The main problem is that the amount of reward per unit of time investment put into the game has dropped off dramatically since the early parts of the game. When I stopped playing, I had reached a dungeon called Shinra Tower, where a number of problems in the game design came together to make the game a lot less fun than the preceding parts of the game:
1) The amount of story has dropped off. For most of the game, there was a story scene before and after every battle map. However, the only plot so far in Shinra Tower came at the beginning of the first battle of the area. There have been several battles in a row with little plot.
2) It is hard to tell how much further I have to go to reach the end. Since Shinra Tower does not follow the typical pattern of four stages per game chapter, I don't know how many more stages I have to clear to get to the end.
3) The levels of the enemies began to increase at an accelerated rate. This means each stage requires more leveling up to be on an even level with the enemies than earlier parts of the game.
4) There is no area where it is easy to level up to the necessary level range. There are maps that are designed to help level up your characters in Disgaea 2, but the only available ones have much lower level enemies than the enemies in the higher stages of the Shinra Tower.
5) By the time I had reached this part of the game, a new wave of brand new games had already been released. So, there were other games I was interested in drawing my attention away by the time I was late in this game.
All told, this point of the game has become a larger level grind than earlier parts of the game, paired with a dramatic decrease in story reward, and no clear end in sight.
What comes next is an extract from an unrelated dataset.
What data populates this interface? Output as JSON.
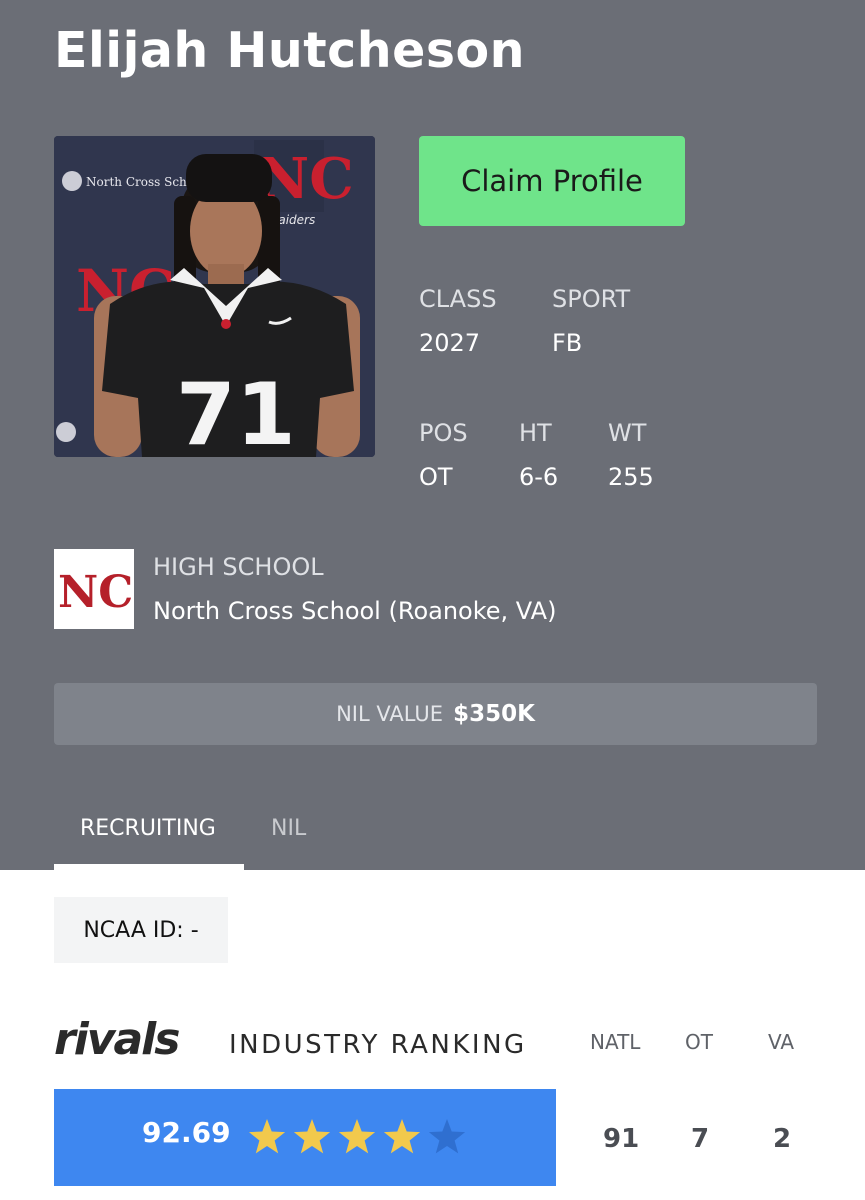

These are all results of the game's design, and they all conspired to make me lose interest in playing more of Disgaea 2. The only reason I want to finish the game is thanks to an emotional investment in the characters.
Unfortunately, this situation comes up a lot in console RPGs for some reason. For example, Final Fantasy 12 lost my interest when I reached the Phon Coast, where I had just passed through three whole game areas with little to no plot, the enemies had become so much higher level than me that I had no choice but to stop progressing and level grind, and I had no clue how much further I had to go to reach my destination.
Any place where an RPG forces the player to level grind, rather than progress at a reasonable rate through the story, is simply faulty game design. Some of my favorite RPGs are my favorites because this is not a problem in the system. For example, it is possible to beat most of Xenogears without ever getting off of the rails of the plot in order to level up (excepting the second disc, but the problems with that part of the game are both famous and too numerous to discuss here). It is possible to design an RPG where the player does not have to invest any game time level grinding. So there really is no excuse for RPGs that do force the player to do so.